> _WORK REQUIRED_: Without changing a single word, restate the entries below.

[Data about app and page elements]
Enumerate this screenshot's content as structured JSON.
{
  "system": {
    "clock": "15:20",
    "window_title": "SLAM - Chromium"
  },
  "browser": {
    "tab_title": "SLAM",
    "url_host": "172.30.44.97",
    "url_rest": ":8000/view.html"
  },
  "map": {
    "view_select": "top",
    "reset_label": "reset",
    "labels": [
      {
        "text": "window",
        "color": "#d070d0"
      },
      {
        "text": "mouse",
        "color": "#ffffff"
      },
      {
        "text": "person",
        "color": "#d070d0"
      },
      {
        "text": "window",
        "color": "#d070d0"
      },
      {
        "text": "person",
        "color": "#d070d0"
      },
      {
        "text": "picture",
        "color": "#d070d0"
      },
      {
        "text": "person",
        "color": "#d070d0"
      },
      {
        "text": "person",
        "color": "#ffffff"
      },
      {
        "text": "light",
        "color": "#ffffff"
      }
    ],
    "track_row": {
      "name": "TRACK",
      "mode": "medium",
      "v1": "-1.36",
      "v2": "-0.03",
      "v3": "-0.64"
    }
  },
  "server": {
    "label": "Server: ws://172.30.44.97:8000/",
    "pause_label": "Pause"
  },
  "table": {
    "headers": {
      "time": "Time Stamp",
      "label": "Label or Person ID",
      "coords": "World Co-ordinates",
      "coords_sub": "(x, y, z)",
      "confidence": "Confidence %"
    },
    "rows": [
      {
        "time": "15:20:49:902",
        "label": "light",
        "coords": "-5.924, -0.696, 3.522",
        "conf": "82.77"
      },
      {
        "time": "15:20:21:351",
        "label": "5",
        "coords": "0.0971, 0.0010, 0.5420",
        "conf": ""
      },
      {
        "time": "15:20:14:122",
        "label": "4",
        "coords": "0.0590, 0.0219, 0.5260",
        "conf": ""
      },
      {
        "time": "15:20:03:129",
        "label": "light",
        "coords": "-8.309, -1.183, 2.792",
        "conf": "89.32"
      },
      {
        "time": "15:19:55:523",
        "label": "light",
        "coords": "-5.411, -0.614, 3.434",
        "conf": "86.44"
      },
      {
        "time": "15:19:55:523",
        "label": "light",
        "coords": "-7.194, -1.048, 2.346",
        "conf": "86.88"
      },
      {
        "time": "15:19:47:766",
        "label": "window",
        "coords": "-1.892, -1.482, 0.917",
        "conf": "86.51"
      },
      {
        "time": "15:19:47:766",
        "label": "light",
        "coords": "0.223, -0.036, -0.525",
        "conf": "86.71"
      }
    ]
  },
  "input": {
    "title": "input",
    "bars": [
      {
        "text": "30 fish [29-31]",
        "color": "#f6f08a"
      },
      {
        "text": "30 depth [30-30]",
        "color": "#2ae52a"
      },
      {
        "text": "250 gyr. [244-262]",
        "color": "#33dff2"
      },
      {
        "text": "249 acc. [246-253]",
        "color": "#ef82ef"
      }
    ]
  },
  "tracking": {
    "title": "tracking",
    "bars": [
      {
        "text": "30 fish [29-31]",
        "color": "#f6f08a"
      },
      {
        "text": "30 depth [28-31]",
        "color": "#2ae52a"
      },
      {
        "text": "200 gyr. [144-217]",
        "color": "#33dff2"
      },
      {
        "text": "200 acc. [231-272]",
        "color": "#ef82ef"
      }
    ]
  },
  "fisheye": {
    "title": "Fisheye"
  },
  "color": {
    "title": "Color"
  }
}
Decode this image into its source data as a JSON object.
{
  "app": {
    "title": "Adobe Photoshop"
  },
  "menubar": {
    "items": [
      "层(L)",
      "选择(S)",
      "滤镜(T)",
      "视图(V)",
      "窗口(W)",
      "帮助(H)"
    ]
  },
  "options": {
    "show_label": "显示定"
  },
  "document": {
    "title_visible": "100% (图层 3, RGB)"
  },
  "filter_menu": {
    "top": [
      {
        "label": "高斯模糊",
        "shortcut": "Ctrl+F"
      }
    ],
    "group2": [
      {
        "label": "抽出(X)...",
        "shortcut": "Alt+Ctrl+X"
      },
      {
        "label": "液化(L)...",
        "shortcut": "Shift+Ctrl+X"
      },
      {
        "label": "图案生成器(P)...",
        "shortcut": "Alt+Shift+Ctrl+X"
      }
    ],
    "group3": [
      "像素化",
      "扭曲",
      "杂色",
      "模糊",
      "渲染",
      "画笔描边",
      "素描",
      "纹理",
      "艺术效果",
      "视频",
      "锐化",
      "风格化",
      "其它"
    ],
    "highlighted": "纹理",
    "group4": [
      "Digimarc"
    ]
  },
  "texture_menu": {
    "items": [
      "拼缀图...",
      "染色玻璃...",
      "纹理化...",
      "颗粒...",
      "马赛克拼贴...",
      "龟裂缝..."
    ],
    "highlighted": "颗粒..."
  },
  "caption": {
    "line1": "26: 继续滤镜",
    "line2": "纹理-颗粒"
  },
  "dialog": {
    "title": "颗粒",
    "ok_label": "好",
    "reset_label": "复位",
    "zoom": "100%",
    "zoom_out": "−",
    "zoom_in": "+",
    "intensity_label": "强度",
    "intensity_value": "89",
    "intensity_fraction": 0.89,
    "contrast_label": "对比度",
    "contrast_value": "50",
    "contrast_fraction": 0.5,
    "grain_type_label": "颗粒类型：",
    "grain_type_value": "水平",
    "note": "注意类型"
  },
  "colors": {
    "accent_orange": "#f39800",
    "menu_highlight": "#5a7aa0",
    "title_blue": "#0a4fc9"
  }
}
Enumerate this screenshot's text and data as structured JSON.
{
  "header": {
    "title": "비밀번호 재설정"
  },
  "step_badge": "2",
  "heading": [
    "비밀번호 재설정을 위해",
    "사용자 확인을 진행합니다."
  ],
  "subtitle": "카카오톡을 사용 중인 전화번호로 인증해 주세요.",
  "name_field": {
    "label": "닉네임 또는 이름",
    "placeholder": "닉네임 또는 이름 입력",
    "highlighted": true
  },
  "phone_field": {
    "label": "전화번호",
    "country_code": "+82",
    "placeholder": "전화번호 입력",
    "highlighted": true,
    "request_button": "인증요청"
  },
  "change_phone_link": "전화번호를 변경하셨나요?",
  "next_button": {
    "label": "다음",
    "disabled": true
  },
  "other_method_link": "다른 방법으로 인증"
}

> _ANSWER TO THIS PROBLEM_:
Enumerate this screenshot's content as structured JSON.
{
  "system": {
    "clock": "15:20",
    "window_title": "SLAM - Chromium"
  },
  "browser": {
    "tab_title": "SLAM",
    "url_host": "172.30.44.97",
    "url_rest": ":8000/view.html"
  },
  "map": {
    "view_select": "top",
    "reset_label": "reset",
    "labels": [
      {
        "text": "window",
        "color": "#d070d0"
      },
      {
        "text": "mouse",
        "color": "#ffffff"
      },
      {
        "text": "person",
        "color": "#d070d0"
      },
      {
        "text": "window",
        "color": "#d070d0"
      },
      {
        "text": "person",
        "color": "#d070d0"
      },
      {
        "text": "picture",
        "color": "#d070d0"
      },
      {
        "text": "person",
        "color": "#d070d0"
      },
      {
        "text": "person",
        "color": "#ffffff"
      },
      {
        "text": "light",
        "color": "#ffffff"
      }
    ],
    "track_row": {
      "name": "TRACK",
      "mode": "medium",
      "v1": "-1.36",
      "v2": "-0.03",
      "v3": "-0.64"
    }
  },
  "server": {
    "label": "Server: ws://172.30.44.97:8000/",
    "pause_label": "Pause"
  },
  "table": {
    "headers": {
      "time": "Time Stamp",
      "label": "Label or Person ID",
      "coords": "World Co-ordinates",
      "coords_sub": "(x, y, z)",
      "confidence": "Confidence %"
    },
    "rows": [
      {
        "time": "15:20:49:902",
        "label": "light",
        "coords": "-5.924, -0.696, 3.522",
        "conf": "82.77"
      },
      {
        "time": "15:20:21:351",
        "label": "5",
        "coords": "0.0971, 0.0010, 0.5420",
        "conf": ""
      },
      {
        "time": "15:20:14:122",
        "label": "4",
        "coords": "0.0590, 0.0219, 0.5260",
        "conf": ""
      },
      {
        "time": "15:20:03:129",
        "label": "light",
        "coords": "-8.309, -1.183, 2.792",
        "conf": "89.32"
      },
      {
        "time": "15:19:55:523",
        "label": "light",
        "coords": "-5.411, -0.614, 3.434",
        "conf": "86.44"
      },
      {
        "time": "15:19:55:523",
        "label": "light",
        "coords": "-7.194, -1.048, 2.346",
        "conf": "86.88"
      },
      {
        "time": "15:19:47:766",
        "label": "window",
        "coords": "-1.892, -1.482, 0.917",
        "conf": "86.51"
      },
      {
        "time": "15:19:47:766",
        "label": "light",
        "coords": "0.223, -0.036, -0.525",
        "conf": "86.71"
      }
    ]
  },
  "input": {
    "title": "input",
    "bars": [
      {
        "text": "30 fish [29-31]",
        "color": "#f6f08a"
      },
      {
        "text": "30 depth [30-30]",
        "color": "#2ae52a"
      },
      {
        "text": "250 gyr. [244-262]",
        "color": "#33dff2"
      },
      {
        "text": "249 acc. [246-253]",
        "color": "#ef82ef"
      }
    ]
  },
  "tracking": {
    "title": "tracking",
    "bars": [
      {
        "text": "30 fish [29-31]",
        "color": "#f6f08a"
      },
      {
        "text": "30 depth [28-31]",
        "color": "#2ae52a"
      },
      {
        "text": "200 gyr. [144-217]",
        "color": "#33dff2"
      },
      {
        "text": "200 acc. [231-272]",
        "color": "#ef82ef"
      }
    ]
  },
  "fisheye": {
    "title": "Fisheye"
  },
  "color": {
    "title": "Color"
  }
}
Decode this image into its source data as a JSON object.
{
  "app": {
    "title": "Adobe Photoshop"
  },
  "menubar": {
    "items": [
      "层(L)",
      "选择(S)",
      "滤镜(T)",
      "视图(V)",
      "窗口(W)",
      "帮助(H)"
    ]
  },
  "options": {
    "show_label": "显示定"
  },
  "document": {
    "title_visible": "100% (图层 3, RGB)"
  },
  "filter_menu": {
    "top": [
      {
        "label": "高斯模糊",
        "shortcut": "Ctrl+F"
      }
    ],
    "group2": [
      {
        "label": "抽出(X)...",
        "shortcut": "Alt+Ctrl+X"
      },
      {
        "label": "液化(L)...",
        "shortcut": "Shift+Ctrl+X"
      },
      {
        "label": "图案生成器(P)...",
        "shortcut": "Alt+Shift+Ctrl+X"
      }
    ],
    "group3": [
      "像素化",
      "扭曲",
      "杂色",
      "模糊",
      "渲染",
      "画笔描边",
      "素描",
      "纹理",
      "艺术效果",
      "视频",
      "锐化",
      "风格化",
      "其它"
    ],
    "highlighted": "纹理",
    "group4": [
      "Digimarc"
    ]
  },
  "texture_menu": {
    "items": [
      "拼缀图...",
      "染色玻璃...",
      "纹理化...",
      "颗粒...",
      "马赛克拼贴...",
      "龟裂缝..."
    ],
    "highlighted": "颗粒..."
  },
  "caption": {
    "line1": "26: 继续滤镜",
    "line2": "纹理-颗粒"
  },
  "dialog": {
    "title": "颗粒",
    "ok_label": "好",
    "reset_label": "复位",
    "zoom": "100%",
    "zoom_out": "−",
    "zoom_in": "+",
    "intensity_label": "强度",
    "intensity_value": "89",
    "intensity_fraction": 0.89,
    "contrast_label": "对比度",
    "contrast_value": "50",
    "contrast_fraction": 0.5,
    "grain_type_label": "颗粒类型：",
    "grain_type_value": "水平",
    "note": "注意类型"
  },
  "colors": {
    "accent_orange": "#f39800",
    "menu_highlight": "#5a7aa0",
    "title_blue": "#0a4fc9"
  }
}
Enumerate this screenshot's text and data as structured JSON.
{
  "header": {
    "title": "비밀번호 재설정"
  },
  "step_badge": "2",
  "heading": [
    "비밀번호 재설정을 위해",
    "사용자 확인을 진행합니다."
  ],
  "subtitle": "카카오톡을 사용 중인 전화번호로 인증해 주세요.",
  "name_field": {
    "label": "닉네임 또는 이름",
    "placeholder": "닉네임 또는 이름 입력",
    "highlighted": true
  },
  "phone_field": {
    "label": "전화번호",
    "country_code": "+82",
    "placeholder": "전화번호 입력",
    "highlighted": true,
    "request_button": "인증요청"
  },
  "change_phone_link": "전화번호를 변경하셨나요?",
  "next_button": {
    "label": "다음",
    "disabled": true
  },
  "other_method_link": "다른 방법으로 인증"
}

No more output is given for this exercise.